PROBLEM: Output all of the entries exactly as they are given.

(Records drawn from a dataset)
--- START ---

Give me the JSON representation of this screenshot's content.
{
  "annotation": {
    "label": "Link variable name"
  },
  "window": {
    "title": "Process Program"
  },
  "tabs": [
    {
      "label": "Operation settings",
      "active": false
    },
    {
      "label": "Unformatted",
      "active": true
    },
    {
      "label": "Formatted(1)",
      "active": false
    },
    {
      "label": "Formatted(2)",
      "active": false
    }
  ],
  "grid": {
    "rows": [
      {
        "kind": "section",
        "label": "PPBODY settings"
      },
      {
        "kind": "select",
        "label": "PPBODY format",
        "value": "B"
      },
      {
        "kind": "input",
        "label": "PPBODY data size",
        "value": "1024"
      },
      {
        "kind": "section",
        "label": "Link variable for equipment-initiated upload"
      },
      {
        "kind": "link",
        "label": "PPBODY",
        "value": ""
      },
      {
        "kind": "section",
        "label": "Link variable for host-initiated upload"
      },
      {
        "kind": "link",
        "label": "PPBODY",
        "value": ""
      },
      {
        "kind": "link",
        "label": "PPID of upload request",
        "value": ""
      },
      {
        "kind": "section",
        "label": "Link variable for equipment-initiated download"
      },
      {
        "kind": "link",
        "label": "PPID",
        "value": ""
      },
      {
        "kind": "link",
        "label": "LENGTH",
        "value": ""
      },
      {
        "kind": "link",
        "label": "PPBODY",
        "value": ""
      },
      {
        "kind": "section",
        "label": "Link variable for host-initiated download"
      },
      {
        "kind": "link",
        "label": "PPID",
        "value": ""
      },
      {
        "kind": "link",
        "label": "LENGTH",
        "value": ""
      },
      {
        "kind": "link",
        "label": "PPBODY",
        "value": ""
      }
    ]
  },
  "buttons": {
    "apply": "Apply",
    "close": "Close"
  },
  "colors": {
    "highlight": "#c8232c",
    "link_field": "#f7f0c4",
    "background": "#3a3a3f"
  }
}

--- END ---

PROBLEM SOLUTION:
Give me the JSON representation of this screenshot's content.
{
  "annotation": {
    "label": "Link variable name"
  },
  "window": {
    "title": "Process Program"
  },
  "tabs": [
    {
      "label": "Operation settings",
      "active": false
    },
    {
      "label": "Unformatted",
      "active": true
    },
    {
      "label": "Formatted(1)",
      "active": false
    },
    {
      "label": "Formatted(2)",
      "active": false
    }
  ],
  "grid": {
    "rows": [
      {
        "kind": "section",
        "label": "PPBODY settings"
      },
      {
        "kind": "select",
        "label": "PPBODY format",
        "value": "B"
      },
      {
        "kind": "input",
        "label": "PPBODY data size",
        "value": "1024"
      },
      {
        "kind": "section",
        "label": "Link variable for equipment-initiated upload"
      },
      {
        "kind": "link",
        "label": "PPBODY",
        "value": ""
      },
      {
        "kind": "section",
        "label": "Link variable for host-initiated upload"
      },
      {
        "kind": "link",
        "label": "PPBODY",
        "value": ""
      },
      {
        "kind": "link",
        "label": "PPID of upload request",
        "value": ""
      },
      {
        "kind": "section",
        "label": "Link variable for equipment-initiated download"
      },
      {
        "kind": "link",
        "label": "PPID",
        "value": ""
      },
      {
        "kind": "link",
        "label": "LENGTH",
        "value": ""
      },
      {
        "kind": "link",
        "label": "PPBODY",
        "value": ""
      },
      {
        "kind": "section",
        "label": "Link variable for host-initiated download"
      },
      {
        "kind": "link",
        "label": "PPID",
        "value": ""
      },
      {
        "kind": "link",
        "label": "LENGTH",
        "value": ""
      },
      {
        "kind": "link",
        "label": "PPBODY",
        "value": ""
      }
    ]
  },
  "buttons": {
    "apply": "Apply",
    "close": "Close"
  },
  "colors": {
    "highlight": "#c8232c",
    "link_field": "#f7f0c4",
    "background": "#3a3a3f"
  }
}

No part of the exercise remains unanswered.